Little information on very young workers and on the employment of special populations of youth is available. In large, national surveys, such as the Current Population Survey, it is difficult to get a sufficiently large sample of these populations for accurate analyses. Therefore, specially targeted studies are needed for particular subgroups of children and adolescents.
Little data exist on the illegal employment of children. Estimates based on violations of child labor laws often combine hour violations and hazardous-order violations. These estimates depend on known violations, which vary from year to year because of such factors as the number of inspectors available and the industries targeted for inspection. Furthermore, these estimates are unlikely to include children and adolescents employed in sweatshops or in other illegal activities.
Recommendation: The Bureau of Labor Statistics should periodically conduct special studies to document the employment of children under the age of 14 and of special populations of children and adolescents, such as minorities, immigrants, migrant farmworkers, and those who are poor or disabled. Also needed are periodic studies of children and adolescents who are illegally employed.

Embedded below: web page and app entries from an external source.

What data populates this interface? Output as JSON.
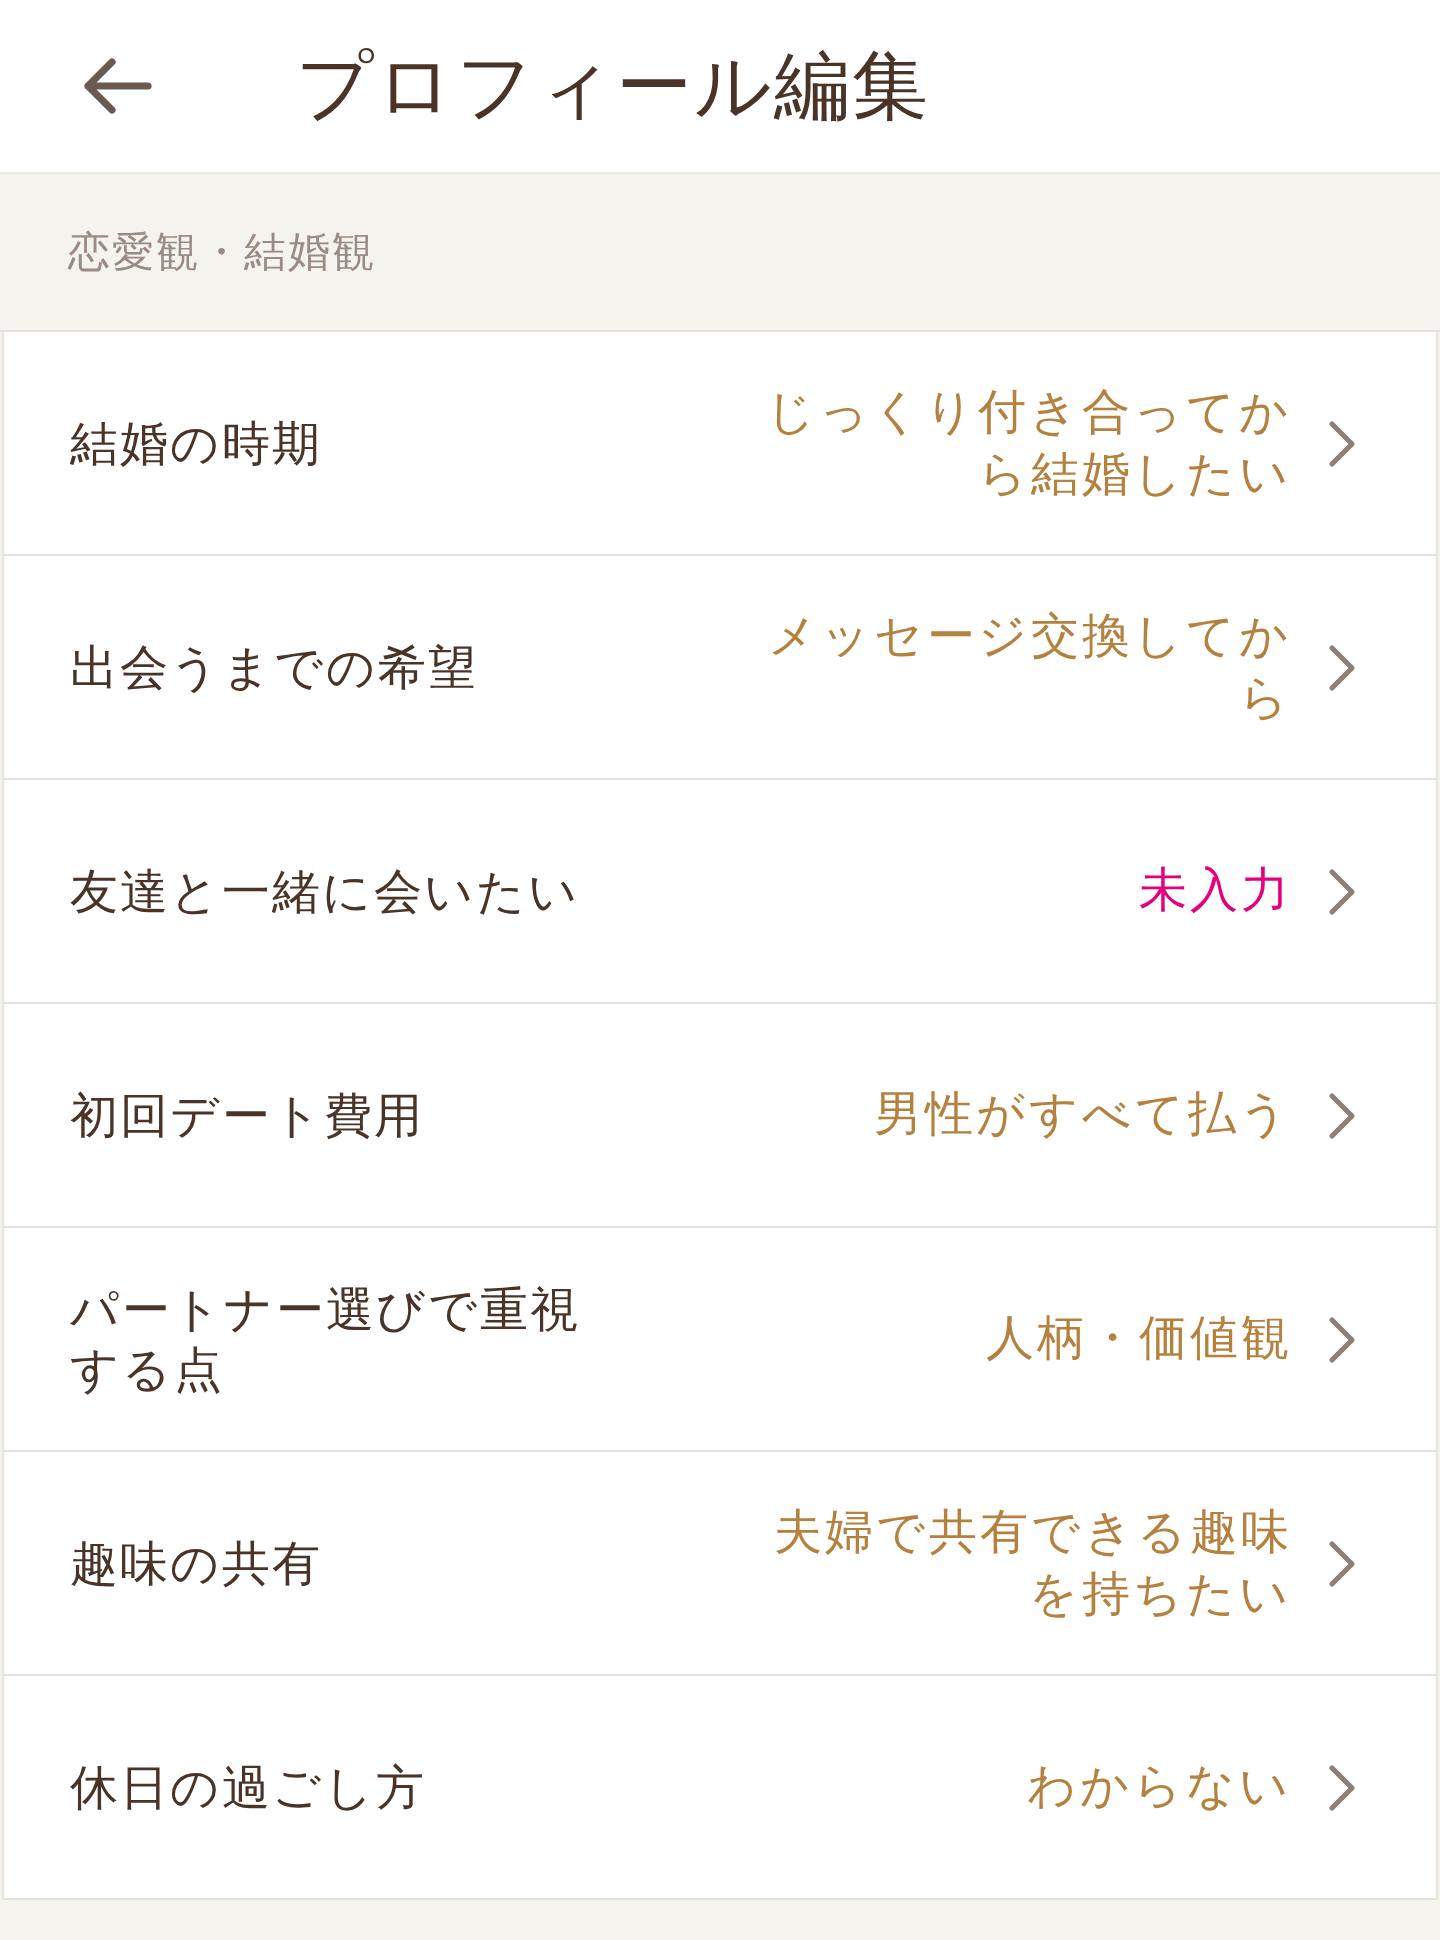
{
  "header": {
    "title": "プロフィール編集"
  },
  "section": {
    "title": "恋愛観・結婚観"
  },
  "rows": [
    {
      "label": "結婚の時期",
      "value": "じっくり付き合ってから結婚したい",
      "empty": false
    },
    {
      "label": "出会うまでの希望",
      "value": "メッセージ交換してから",
      "empty": false
    },
    {
      "label": "友達と一緒に会いたい",
      "value": "未入力",
      "empty": true
    },
    {
      "label": "初回デート費用",
      "value": "男性がすべて払う",
      "empty": false
    },
    {
      "label": "パートナー選びで重視する点",
      "value": "人柄・価値観",
      "empty": false
    },
    {
      "label": "趣味の共有",
      "value": "夫婦で共有できる趣味を持ちたい",
      "empty": false
    },
    {
      "label": "休日の過ごし方",
      "value": "わからない",
      "empty": false
    }
  ]
}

The bureau's sampling methodology is designed to provide reliable estimates of employment at a national level, but the size of the sample often limits the detail with which reliable state-specific estimates can be made. Yet enforcement of child labor laws and occupational safety and health regulations is frequently done at the state level. State-specific estimates of employment in those industries and jobs where youths predominantly work are necessary not only for determining reliable rates of injury or illness, but also for targeting state-based inspections of compliance with child labor laws and sites for workplace-based educational efforts.
Recommendation: The Bureau of Labor Statistics should develop methods to generate reliable estimates of youth employment at the state level.
Many agencies, including the National Center for Health Statistics, the Bureau of Labor Statistics, the National Institute for Occupational Safety and Health, the National Center for Education Statistics, the Bureau of Justice Statistics, and the Occupational Safety